Your ability to get a low mortgage rate when purchasing a home is dependent largely on your credit score. If the credit score is higher, the chances are that the mortgage rate will be lower. So if you are planning to buy a home sometime next year or further in the future, the time is now to improve your credit score in every possible manner. You may want to analyze what is impacting your credit score adversely and dispute it if it is incorrect or improve on the factor if it is correct. Such things take time to change, and hence, if you really want the lower mortgage rate, maintain a good credit score starting today!
Improve Your DTI Ratio
Another major factor that decides on your mortgage loan and the amount of loan you prequalify for is your debt-to-income ratio or DTI. You may have to pay a higher mortgage rate if your debt is large compared to your income. You may be able to negotiate a lower mortgage rate if you maximize your down payment and pay off as of other debt as possible before applying for the loan.
Increase Your Down Payment
If the down payment you’re making is small or insignificant compared to the actual value of the home you’re buying, the chances are that you will not be able to score a low mortgage rate despite a good credit score. If your down payment is less than 20% of the total home value, you may also have to pay the private mortgage insurance or PMI. If you want to really save on the interest you pay to the lender by scoring a low mortgage rate; you should try to pay up as much down payment as possible.
Pay for Points
To get a lower mortgage rate, a few home-owners do not hesitate in paying for the points. This is not entirely a situation with many pros, and hence you need to weigh whether this will be well worth your money. Wondering what it means to pay for points? NerdWallet simplifies it for you: 1% of the total mortgage amount is an upfront fee, also known as a point, which you may pay in advance to lower the mortgage rate by a fixed amount, typically 0.125%. So whether paying for points makes sense for you depends on the amount you’ve taken as a loan and whether or not you plan to keep the loan going for a long time. For short-term loans, the interest saved is often outweighed by the amount you need to pay upfront.
Also, the opposite of paying points is a few negative points to consider. For a higher ongoing interest rate, a lender may be willing to reduce the upfront fees. It is often irresistible to let go of the offer, but when the loan amount is large and the loan term length, the additional interest money you will have to shell out will be much more than the money saved in the upfront fee.

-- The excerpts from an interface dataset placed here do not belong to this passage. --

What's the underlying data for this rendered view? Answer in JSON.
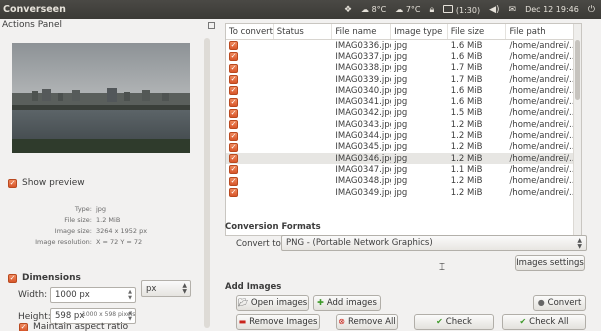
{
  "app": {
    "title": "Converseen"
  },
  "tray": {
    "temp1": "8°C",
    "temp2": "7°C",
    "battery": "(1:30)",
    "datetime": "Dec 12 19:46"
  },
  "left": {
    "title": "Actions Panel",
    "show_preview": "Show preview",
    "info": {
      "type_label": "Type:",
      "type_value": "jpg",
      "size_label": "File size:",
      "size_value": "1.2 MiB",
      "image_size_label": "Image size:",
      "image_size_value": "3264 x 1952 px",
      "resolution_label": "Image resolution:",
      "resolution_value": "X = 72 Y = 72"
    },
    "dimensions": {
      "title": "Dimensions",
      "width_label": "Width:",
      "width_value": "1000 px",
      "height_label": "Height:",
      "height_value": "598 px",
      "unit": "px",
      "note": "1000 x 598 pixels",
      "maintain": "Maintain aspect ratio"
    }
  },
  "table": {
    "headers": [
      "To convert",
      "Status",
      "File name",
      "Image type",
      "File size",
      "File path"
    ],
    "rows": [
      {
        "name": "IMAG0336.jpg",
        "type": "jpg",
        "size": "1.6 MiB",
        "path": "/home/andrei/..."
      },
      {
        "name": "IMAG0337.jpg",
        "type": "jpg",
        "size": "1.6 MiB",
        "path": "/home/andrei/..."
      },
      {
        "name": "IMAG0338.jpg",
        "type": "jpg",
        "size": "1.7 MiB",
        "path": "/home/andrei/..."
      },
      {
        "name": "IMAG0339.jpg",
        "type": "jpg",
        "size": "1.7 MiB",
        "path": "/home/andrei/..."
      },
      {
        "name": "IMAG0340.jpg",
        "type": "jpg",
        "size": "1.6 MiB",
        "path": "/home/andrei/..."
      },
      {
        "name": "IMAG0341.jpg",
        "type": "jpg",
        "size": "1.6 MiB",
        "path": "/home/andrei/..."
      },
      {
        "name": "IMAG0342.jpg",
        "type": "jpg",
        "size": "1.5 MiB",
        "path": "/home/andrei/..."
      },
      {
        "name": "IMAG0343.jpg",
        "type": "jpg",
        "size": "1.2 MiB",
        "path": "/home/andrei/..."
      },
      {
        "name": "IMAG0344.jpg",
        "type": "jpg",
        "size": "1.2 MiB",
        "path": "/home/andrei/..."
      },
      {
        "name": "IMAG0345.jpg",
        "type": "jpg",
        "size": "1.2 MiB",
        "path": "/home/andrei/..."
      },
      {
        "name": "IMAG0346.jpg",
        "type": "jpg",
        "size": "1.2 MiB",
        "path": "/home/andrei/..."
      },
      {
        "name": "IMAG0347.jpg",
        "type": "jpg",
        "size": "1.1 MiB",
        "path": "/home/andrei/..."
      },
      {
        "name": "IMAG0348.jpg",
        "type": "jpg",
        "size": "1.2 MiB",
        "path": "/home/andrei/..."
      },
      {
        "name": "IMAG0349.jpg",
        "type": "jpg",
        "size": "1.2 MiB",
        "path": "/home/andrei/..."
      }
    ],
    "selected_index": 10
  },
  "conversion": {
    "title": "Conversion Formats",
    "convert_to_label": "Convert to:",
    "format": "PNG - (Portable Network Graphics)",
    "settings_button": "Images settings"
  },
  "add_images": {
    "title": "Add Images",
    "open": "Open images",
    "add": "Add images",
    "convert": "Convert",
    "remove_images": "Remove Images",
    "remove_all": "Remove All",
    "check": "Check",
    "check_all": "Check All"
  },
  "colors": {
    "accent": "#dd5a2b",
    "topbar": "#3f3e3a",
    "selected_row": "#e7e6e3"
  }
}
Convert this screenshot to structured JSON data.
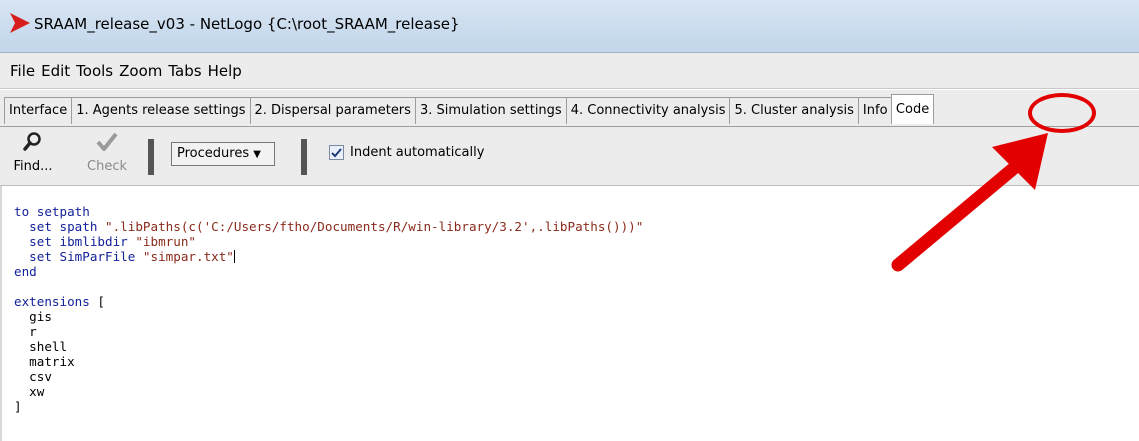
{
  "window": {
    "title": "SRAAM_release_v03 - NetLogo {C:\\root_SRAAM_release}",
    "app_icon": "netlogo-red-arrow-icon"
  },
  "menu": [
    "File",
    "Edit",
    "Tools",
    "Zoom",
    "Tabs",
    "Help"
  ],
  "tabs": [
    {
      "label": "Interface"
    },
    {
      "label": "1. Agents release settings"
    },
    {
      "label": "2. Dispersal parameters"
    },
    {
      "label": "3. Simulation settings"
    },
    {
      "label": "4. Connectivity analysis"
    },
    {
      "label": "5. Cluster analysis"
    },
    {
      "label": "Info"
    },
    {
      "label": "Code",
      "active": true
    }
  ],
  "toolbar": {
    "find_label": "Find...",
    "check_label": "Check",
    "procedures_label": "Procedures",
    "indent_label": "Indent automatically",
    "indent_checked": true
  },
  "code": {
    "line0": "to setpath",
    "line1_kw": "  set spath ",
    "line1_str": "\".libPaths(c('C:/Users/ftho/Documents/R/win-library/3.2',.libPaths()))\"",
    "line2_kw": "  set ibmlibdir ",
    "line2_str": "\"ibmrun\"",
    "line3_kw": "  set SimParFile ",
    "line3_str": "\"simpar.txt\"",
    "line4": "end",
    "line6_kw": "extensions ",
    "line6_plain": "[",
    "line7": "  gis",
    "line8": "  r",
    "line9": "  shell",
    "line10": "  matrix",
    "line11": "  csv",
    "line12": "  xw",
    "line13": "]"
  },
  "annotation": {
    "color": "#e20000",
    "target": "Code"
  }
}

Scoring a lower mortgage rate is not all luck; work on it now, and see what these tips work for you later!